tower messages

  • 28 June 2022
  • 6 replies


I keep getting messages from unknown person on my wifi tower

6 replies


It could just be a scam call or wrong number. The tower/gateway has a regular cell number. I do not yet know if calls or texts can be blocked, but can be deleted. 


I experienced the same issue a few days ago.  I have not deleted them yet, but I don't have access to them right now.  What I know is that there were nine.  Very random.  Some might have been robocalls, but at least two were very short phrases and personal, almost as if they were picked from a conversation.  For example, one is along the line of, "Yeah, I told you that.". (Not verbatim, but ver y similar ier ent and n cndontext.")

My network is private and protected.  I've had excellent service with only a few rather minor problems, such as the  connection dropping for a few seconds and recovering on its own.  I rarely reach 5g, but I average about 10 connected devices at any one time without an extender or additional equipment, and maintain no less than four bars on the signal screen.

I will keep reading, but if anyone can offer more insight I'd be very grateful.

And by the way, I did not hijack the OP's post, but I thought it best to piggyback on the OP's post in an effort to contain the topic in one thread since our issues are nearly identical and within a relatively close timeframe.

Userlevel 3
Badge +1

The community manager offered info in the thread below. You may have to contact T-mobile to have them block the messages if they become to much of an annoyance.


Thank you for providing the link, Darko66.  I received nine messages, and for the most part they were random one or two sentence with no context.  Nothing indicated that they were robocalls or a "wrong number".  Two were personal,  and of those two, one was not a complete sentence.    I don't have access to them at. the moment, but the other was along the lines of, "Yeah, I told you that".  The syntax between those two was similar and gave me the impression they were snippetsextracted from one side of a conversation or chat.

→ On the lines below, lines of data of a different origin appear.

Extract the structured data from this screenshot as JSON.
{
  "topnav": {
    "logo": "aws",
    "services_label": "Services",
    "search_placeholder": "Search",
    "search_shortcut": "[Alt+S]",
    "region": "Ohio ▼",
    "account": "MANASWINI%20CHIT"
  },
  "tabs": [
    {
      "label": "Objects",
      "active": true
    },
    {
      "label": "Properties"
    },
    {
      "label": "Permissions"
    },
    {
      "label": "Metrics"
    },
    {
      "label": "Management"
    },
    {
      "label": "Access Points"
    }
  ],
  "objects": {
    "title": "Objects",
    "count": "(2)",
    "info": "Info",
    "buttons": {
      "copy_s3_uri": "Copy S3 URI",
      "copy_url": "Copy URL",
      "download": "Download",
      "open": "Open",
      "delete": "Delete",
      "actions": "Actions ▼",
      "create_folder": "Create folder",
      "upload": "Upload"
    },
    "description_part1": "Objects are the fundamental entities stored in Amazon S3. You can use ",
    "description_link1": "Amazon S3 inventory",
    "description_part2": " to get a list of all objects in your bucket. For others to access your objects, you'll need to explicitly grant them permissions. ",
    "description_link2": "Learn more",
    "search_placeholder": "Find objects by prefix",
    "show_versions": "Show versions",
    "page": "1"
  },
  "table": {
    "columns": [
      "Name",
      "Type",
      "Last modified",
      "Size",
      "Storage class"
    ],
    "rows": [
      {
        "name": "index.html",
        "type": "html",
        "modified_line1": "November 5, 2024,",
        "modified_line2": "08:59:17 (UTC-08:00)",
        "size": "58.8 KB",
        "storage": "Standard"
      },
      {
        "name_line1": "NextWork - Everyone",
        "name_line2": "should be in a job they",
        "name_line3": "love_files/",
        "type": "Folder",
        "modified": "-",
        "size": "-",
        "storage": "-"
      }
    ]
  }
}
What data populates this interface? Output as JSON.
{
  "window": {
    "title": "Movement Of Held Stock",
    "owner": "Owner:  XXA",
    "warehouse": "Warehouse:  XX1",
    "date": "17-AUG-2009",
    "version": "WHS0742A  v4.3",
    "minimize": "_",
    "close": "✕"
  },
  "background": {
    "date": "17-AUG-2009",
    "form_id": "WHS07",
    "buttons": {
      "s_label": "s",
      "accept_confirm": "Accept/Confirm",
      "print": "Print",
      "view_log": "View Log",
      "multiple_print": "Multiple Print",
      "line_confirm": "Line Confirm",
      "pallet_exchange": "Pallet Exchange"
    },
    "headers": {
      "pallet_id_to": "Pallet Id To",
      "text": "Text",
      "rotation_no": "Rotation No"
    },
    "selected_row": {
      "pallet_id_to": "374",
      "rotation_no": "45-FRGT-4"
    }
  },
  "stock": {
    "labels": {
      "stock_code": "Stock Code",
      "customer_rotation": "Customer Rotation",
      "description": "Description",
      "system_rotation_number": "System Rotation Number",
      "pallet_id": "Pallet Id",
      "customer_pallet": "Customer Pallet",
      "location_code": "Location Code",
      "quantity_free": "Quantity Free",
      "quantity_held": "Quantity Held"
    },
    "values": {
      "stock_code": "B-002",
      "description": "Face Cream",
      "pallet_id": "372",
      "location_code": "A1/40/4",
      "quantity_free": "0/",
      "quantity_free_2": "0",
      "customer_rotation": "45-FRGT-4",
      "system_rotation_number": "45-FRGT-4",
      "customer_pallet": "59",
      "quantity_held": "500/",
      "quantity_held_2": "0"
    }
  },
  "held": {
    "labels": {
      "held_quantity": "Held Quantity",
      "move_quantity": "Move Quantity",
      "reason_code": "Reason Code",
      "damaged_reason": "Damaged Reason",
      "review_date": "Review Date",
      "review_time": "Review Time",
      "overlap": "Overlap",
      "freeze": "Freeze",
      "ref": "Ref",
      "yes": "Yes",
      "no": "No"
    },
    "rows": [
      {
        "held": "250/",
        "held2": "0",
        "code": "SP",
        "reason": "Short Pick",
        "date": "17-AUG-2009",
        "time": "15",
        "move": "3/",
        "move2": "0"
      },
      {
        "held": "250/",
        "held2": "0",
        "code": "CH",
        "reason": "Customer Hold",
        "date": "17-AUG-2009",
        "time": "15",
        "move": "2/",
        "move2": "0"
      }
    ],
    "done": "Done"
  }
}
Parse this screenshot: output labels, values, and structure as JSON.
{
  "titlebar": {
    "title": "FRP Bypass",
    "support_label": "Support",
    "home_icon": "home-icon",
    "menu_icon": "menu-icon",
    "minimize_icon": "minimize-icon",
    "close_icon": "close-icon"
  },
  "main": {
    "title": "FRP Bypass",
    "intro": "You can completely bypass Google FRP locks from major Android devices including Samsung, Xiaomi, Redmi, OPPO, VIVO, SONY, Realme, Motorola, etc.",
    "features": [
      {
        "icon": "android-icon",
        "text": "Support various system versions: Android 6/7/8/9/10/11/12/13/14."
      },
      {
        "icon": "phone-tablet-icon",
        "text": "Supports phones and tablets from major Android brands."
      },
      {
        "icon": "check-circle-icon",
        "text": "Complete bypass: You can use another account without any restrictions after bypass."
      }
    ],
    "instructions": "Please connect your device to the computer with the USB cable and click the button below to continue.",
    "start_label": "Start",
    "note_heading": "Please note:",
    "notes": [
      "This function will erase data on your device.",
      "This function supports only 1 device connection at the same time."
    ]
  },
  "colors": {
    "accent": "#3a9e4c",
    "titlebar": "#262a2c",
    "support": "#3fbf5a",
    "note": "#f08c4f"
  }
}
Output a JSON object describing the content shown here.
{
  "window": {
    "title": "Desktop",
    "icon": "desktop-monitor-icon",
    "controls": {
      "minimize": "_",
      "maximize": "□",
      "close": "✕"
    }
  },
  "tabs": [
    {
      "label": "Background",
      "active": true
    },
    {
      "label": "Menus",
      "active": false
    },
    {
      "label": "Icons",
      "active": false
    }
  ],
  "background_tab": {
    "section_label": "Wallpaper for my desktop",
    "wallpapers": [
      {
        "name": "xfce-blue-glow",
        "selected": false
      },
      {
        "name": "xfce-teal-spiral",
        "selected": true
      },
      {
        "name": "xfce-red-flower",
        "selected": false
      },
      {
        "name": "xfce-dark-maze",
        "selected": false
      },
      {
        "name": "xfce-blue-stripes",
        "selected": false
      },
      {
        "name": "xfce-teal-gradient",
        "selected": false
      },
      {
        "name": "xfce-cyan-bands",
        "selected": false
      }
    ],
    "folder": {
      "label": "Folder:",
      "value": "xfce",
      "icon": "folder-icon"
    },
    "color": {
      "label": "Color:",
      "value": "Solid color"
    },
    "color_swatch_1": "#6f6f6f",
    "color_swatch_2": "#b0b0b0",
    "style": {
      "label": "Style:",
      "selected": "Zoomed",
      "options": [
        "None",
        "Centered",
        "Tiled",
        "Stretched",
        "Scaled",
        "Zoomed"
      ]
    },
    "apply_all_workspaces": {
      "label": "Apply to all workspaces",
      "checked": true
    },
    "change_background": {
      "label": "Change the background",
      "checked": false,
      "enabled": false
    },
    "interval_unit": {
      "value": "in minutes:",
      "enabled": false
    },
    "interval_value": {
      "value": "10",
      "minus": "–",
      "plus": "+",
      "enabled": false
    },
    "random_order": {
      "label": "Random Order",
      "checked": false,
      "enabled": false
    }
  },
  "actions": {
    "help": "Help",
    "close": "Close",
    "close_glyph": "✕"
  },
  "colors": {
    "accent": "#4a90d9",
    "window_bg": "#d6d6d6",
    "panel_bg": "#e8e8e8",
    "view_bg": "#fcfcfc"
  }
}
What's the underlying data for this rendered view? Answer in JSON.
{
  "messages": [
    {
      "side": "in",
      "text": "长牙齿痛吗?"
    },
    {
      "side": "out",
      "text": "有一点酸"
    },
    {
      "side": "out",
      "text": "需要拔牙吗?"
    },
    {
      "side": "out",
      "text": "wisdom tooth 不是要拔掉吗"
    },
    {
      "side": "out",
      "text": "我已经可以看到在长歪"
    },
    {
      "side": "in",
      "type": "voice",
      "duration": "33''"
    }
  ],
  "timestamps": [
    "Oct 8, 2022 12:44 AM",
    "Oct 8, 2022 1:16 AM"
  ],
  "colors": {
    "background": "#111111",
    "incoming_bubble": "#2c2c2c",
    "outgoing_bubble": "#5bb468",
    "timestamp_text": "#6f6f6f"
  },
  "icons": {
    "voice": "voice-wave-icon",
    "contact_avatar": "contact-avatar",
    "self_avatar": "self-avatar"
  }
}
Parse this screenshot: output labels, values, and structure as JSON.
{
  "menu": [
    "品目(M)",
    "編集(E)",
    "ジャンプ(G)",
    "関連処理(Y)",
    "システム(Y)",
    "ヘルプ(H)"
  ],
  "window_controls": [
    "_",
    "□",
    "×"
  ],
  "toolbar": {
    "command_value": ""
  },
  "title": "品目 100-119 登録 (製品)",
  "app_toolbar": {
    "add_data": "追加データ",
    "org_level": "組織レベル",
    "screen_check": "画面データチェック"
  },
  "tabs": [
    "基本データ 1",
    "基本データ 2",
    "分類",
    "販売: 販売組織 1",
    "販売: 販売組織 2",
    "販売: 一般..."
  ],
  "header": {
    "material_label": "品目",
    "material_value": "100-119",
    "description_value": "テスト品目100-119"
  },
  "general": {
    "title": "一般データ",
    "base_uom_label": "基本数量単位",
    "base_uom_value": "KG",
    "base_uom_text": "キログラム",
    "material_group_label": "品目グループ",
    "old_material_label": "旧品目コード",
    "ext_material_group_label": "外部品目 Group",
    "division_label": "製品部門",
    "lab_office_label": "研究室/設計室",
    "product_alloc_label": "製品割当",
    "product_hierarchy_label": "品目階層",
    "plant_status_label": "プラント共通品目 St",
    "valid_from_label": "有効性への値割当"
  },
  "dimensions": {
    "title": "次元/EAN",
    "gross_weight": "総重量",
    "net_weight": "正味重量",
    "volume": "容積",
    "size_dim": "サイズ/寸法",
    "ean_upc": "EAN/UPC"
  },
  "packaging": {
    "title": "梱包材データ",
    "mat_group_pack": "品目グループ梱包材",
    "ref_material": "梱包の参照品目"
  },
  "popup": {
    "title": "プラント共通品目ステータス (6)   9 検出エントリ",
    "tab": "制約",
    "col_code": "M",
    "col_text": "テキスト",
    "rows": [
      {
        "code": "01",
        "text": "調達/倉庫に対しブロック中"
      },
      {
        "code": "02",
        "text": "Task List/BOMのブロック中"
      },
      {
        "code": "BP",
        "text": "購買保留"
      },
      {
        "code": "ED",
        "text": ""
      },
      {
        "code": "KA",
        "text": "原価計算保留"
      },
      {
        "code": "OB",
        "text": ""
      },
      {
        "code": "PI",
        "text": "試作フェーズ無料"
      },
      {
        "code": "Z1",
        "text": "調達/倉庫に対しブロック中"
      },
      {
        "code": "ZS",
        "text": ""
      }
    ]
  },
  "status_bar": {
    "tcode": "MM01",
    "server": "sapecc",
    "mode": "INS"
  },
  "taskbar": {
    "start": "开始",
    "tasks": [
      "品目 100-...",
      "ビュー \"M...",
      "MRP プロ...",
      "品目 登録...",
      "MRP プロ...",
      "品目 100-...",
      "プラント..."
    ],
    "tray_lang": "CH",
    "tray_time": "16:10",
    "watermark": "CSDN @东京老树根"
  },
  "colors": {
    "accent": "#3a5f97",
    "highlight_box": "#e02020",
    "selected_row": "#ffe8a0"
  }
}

In other words, random chatter picked up by my device.

I'm not an engineer.  Don't know the answer.  So I'm posing the question.  If data can seep in, unintentionally or not, it's logical to conclude it can also seep out.  It happens is aerospace technology when equipment on earth picks up sound signals from other planets and stars.  Radio waves travel all around us.   My concern, therefore, is if, indeed, a breach exists is it a bi-directional leak?  That could be a game changer for me, and I'd appreciate a direct answer.  If my thought process is all wrong because I lack knowledge on the subject, great!  I'd be overjoyed.

 I will look for the message blocker mentioned at the link and research the forum to see if others are reporting the same problem, and try to find more info on the blocker.  Does it stop incoming and outgoing signals?

In the meantime, perhaps a rep from tech support will  perform his due diligence  and issue a statement of fact to reassure your customers.  I, for one, would greatly appreciate it.  Thanks again for posting the link.

I understand that the hotspot home internet has a phone number associated with it. That doesn't mean it should be able to receive messages. It should be like when you try to text a land line. It should have a reply message that tells the sender "this number does not send or receive texts" . Or something to that affect. Mine had 175 messages on it. Not only were the texts all spam and wrong numbers, but you also have to delete them 1 at a time. This is time consuming. I don't know if this is causing the internet to keep losing signal or not. We have to reboot it all the time. When it works, it works great. 

Userlevel 4
Badge +4

Why not just ignore any messages coming into the Gateway?  Why the need to delete them?